* **Excerpts from an interface dataset**
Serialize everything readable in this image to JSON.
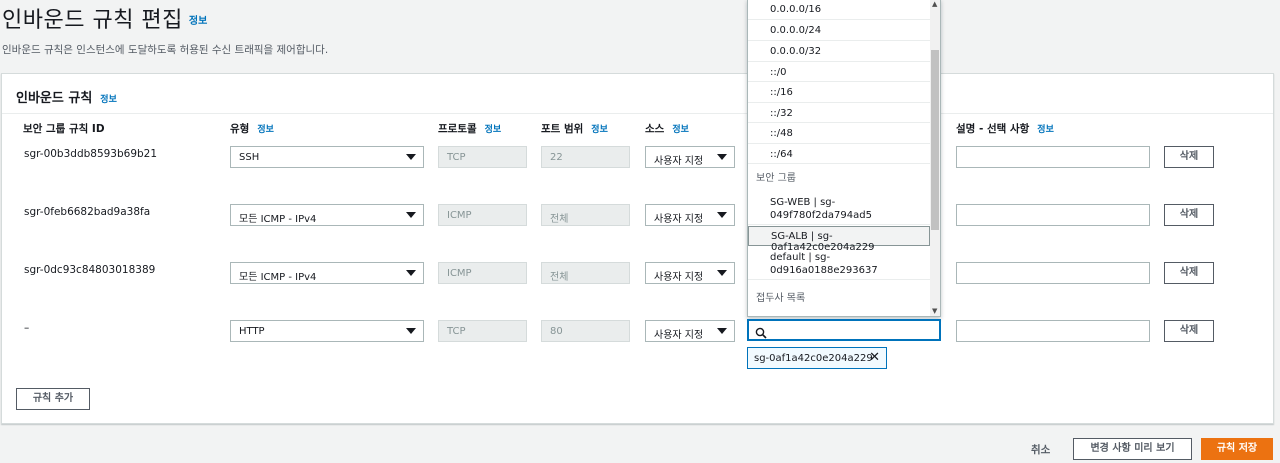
{
  "page": {
    "title": "인바운드 규칙 편집",
    "title_info": "정보",
    "description": "인바운드 규칙은 인스턴스에 도달하도록 허용된 수신 트래픽을 제어합니다."
  },
  "panel": {
    "title": "인바운드 규칙",
    "title_info": "정보",
    "columns": {
      "rule_id": "보안 그룹 규칙 ID",
      "type": "유형",
      "protocol": "프로토콜",
      "port": "포트 범위",
      "source": "소스",
      "description": "설명 - 선택 사항",
      "info": "정보"
    },
    "rows": [
      {
        "id": "sgr-00b3ddb8593b69b21",
        "type": "SSH",
        "protocol": "TCP",
        "port": "22",
        "source": "사용자 지정",
        "delete": "삭제"
      },
      {
        "id": "sgr-0feb6682bad9a38fa",
        "type": "모든 ICMP - IPv4",
        "protocol": "ICMP",
        "port": "전체",
        "source": "사용자 지정",
        "delete": "삭제"
      },
      {
        "id": "sgr-0dc93c84803018389",
        "type": "모든 ICMP - IPv4",
        "protocol": "ICMP",
        "port": "전체",
        "source": "사용자 지정",
        "delete": "삭제"
      },
      {
        "id": "–",
        "type": "HTTP",
        "protocol": "TCP",
        "port": "80",
        "source": "사용자 지정",
        "delete": "삭제"
      }
    ],
    "add_rule": "규칙 추가"
  },
  "dropdown": {
    "cidr_items": [
      "0.0.0.0/16",
      "0.0.0.0/24",
      "0.0.0.0/32",
      "::/0",
      "::/16",
      "::/32",
      "::/48",
      "::/64"
    ],
    "group_label": "보안 그룹",
    "groups": [
      {
        "line1": "SG-WEB | sg-",
        "line2": "049f780f2da794ad5"
      },
      {
        "line1": "SG-ALB | sg-0af1a42c0e204a229",
        "line2": ""
      },
      {
        "line1": "default | sg-",
        "line2": "0d916a0188e293637"
      }
    ],
    "prefix_label": "접두사 목록"
  },
  "search": {
    "value": ""
  },
  "token": {
    "label": "sg-0af1a42c0e204a229"
  },
  "footer": {
    "cancel": "취소",
    "preview": "변경 사항 미리 보기",
    "save": "규칙 저장"
  },
  "colors": {
    "accent": "#0073bb",
    "primary_button": "#ec7211"
  }
}
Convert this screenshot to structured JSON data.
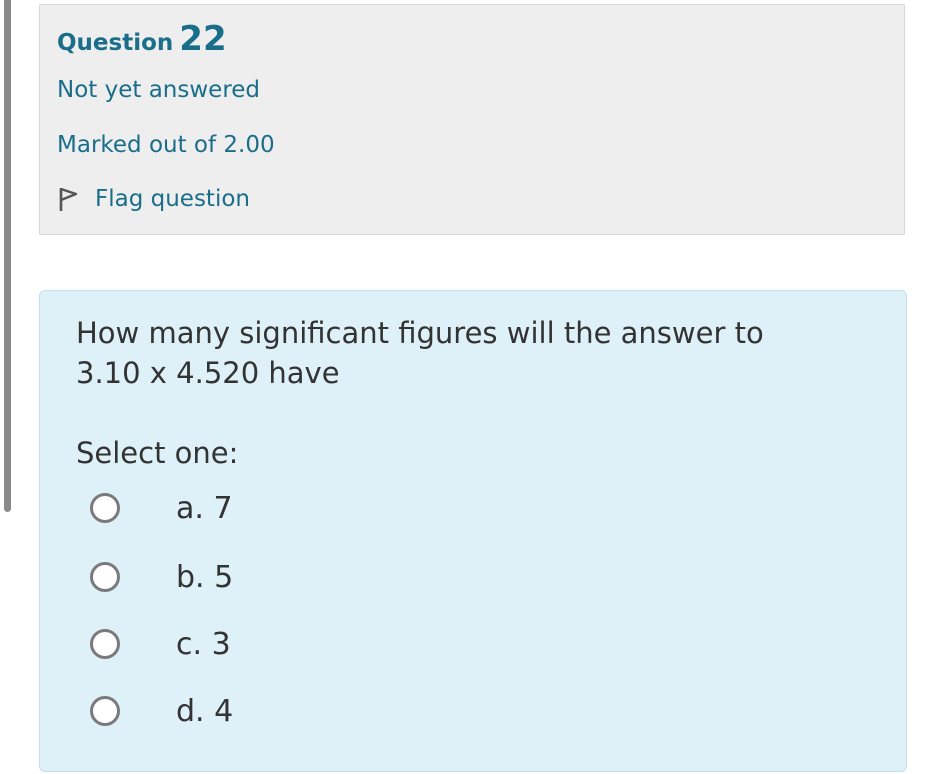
{
  "question": {
    "label": "Question",
    "number": "22",
    "state": "Not yet answered",
    "grade": "Marked out of 2.00",
    "flag_label": "Flag question",
    "flag_icon": "flag-icon"
  },
  "content": {
    "text": "How many significant figures will the answer to 3.10 x 4.520 have",
    "prompt": "Select one:",
    "options": [
      {
        "label": "a. 7"
      },
      {
        "label": "b. 5"
      },
      {
        "label": "c. 3"
      },
      {
        "label": "d. 4"
      }
    ]
  },
  "colors": {
    "accent": "#1a6e8a",
    "info_bg": "#eeeeee",
    "content_bg": "#def0f8"
  }
}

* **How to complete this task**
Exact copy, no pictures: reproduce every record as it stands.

* **The completed task**
Serialize everything readable in this image to JSON.
{
  "page": {
    "title": "인바운드 규칙 편집",
    "title_info": "정보",
    "description": "인바운드 규칙은 인스턴스에 도달하도록 허용된 수신 트래픽을 제어합니다."
  },
  "panel": {
    "title": "인바운드 규칙",
    "title_info": "정보",
    "columns": {
      "rule_id": "보안 그룹 규칙 ID",
      "type": "유형",
      "protocol": "프로토콜",
      "port": "포트 범위",
      "source": "소스",
      "description": "설명 - 선택 사항",
      "info": "정보"
    },
    "rows": [
      {
        "id": "sgr-00b3ddb8593b69b21",
        "type": "SSH",
        "protocol": "TCP",
        "port": "22",
        "source": "사용자 지정",
        "delete": "삭제"
      },
      {
        "id": "sgr-0feb6682bad9a38fa",
        "type": "모든 ICMP - IPv4",
        "protocol": "ICMP",
        "port": "전체",
        "source": "사용자 지정",
        "delete": "삭제"
      },
      {
        "id": "sgr-0dc93c84803018389",
        "type": "모든 ICMP - IPv4",
        "protocol": "ICMP",
        "port": "전체",
        "source": "사용자 지정",
        "delete": "삭제"
      },
      {
        "id": "–",
        "type": "HTTP",
        "protocol": "TCP",
        "port": "80",
        "source": "사용자 지정",
        "delete": "삭제"
      }
    ],
    "add_rule": "규칙 추가"
  },
  "dropdown": {
    "cidr_items": [
      "0.0.0.0/16",
      "0.0.0.0/24",
      "0.0.0.0/32",
      "::/0",
      "::/16",
      "::/32",
      "::/48",
      "::/64"
    ],
    "group_label": "보안 그룹",
    "groups": [
      {
        "line1": "SG-WEB | sg-",
        "line2": "049f780f2da794ad5"
      },
      {
        "line1": "SG-ALB | sg-0af1a42c0e204a229",
        "line2": ""
      },
      {
        "line1": "default | sg-",
        "line2": "0d916a0188e293637"
      }
    ],
    "prefix_label": "접두사 목록"
  },
  "search": {
    "value": ""
  },
  "token": {
    "label": "sg-0af1a42c0e204a229"
  },
  "footer": {
    "cancel": "취소",
    "preview": "변경 사항 미리 보기",
    "save": "규칙 저장"
  },
  "colors": {
    "accent": "#0073bb",
    "primary_button": "#ec7211"
  }
}
Convert this screenshot to structured JSON data.
{
  "question": {
    "label": "Question",
    "number": "22",
    "state": "Not yet answered",
    "grade": "Marked out of 2.00",
    "flag_label": "Flag question",
    "flag_icon": "flag-icon"
  },
  "content": {
    "text": "How many significant figures will the answer to 3.10 x 4.520 have",
    "prompt": "Select one:",
    "options": [
      {
        "label": "a. 7"
      },
      {
        "label": "b. 5"
      },
      {
        "label": "c. 3"
      },
      {
        "label": "d. 4"
      }
    ]
  },
  "colors": {
    "accent": "#1a6e8a",
    "info_bg": "#eeeeee",
    "content_bg": "#def0f8"
  }
}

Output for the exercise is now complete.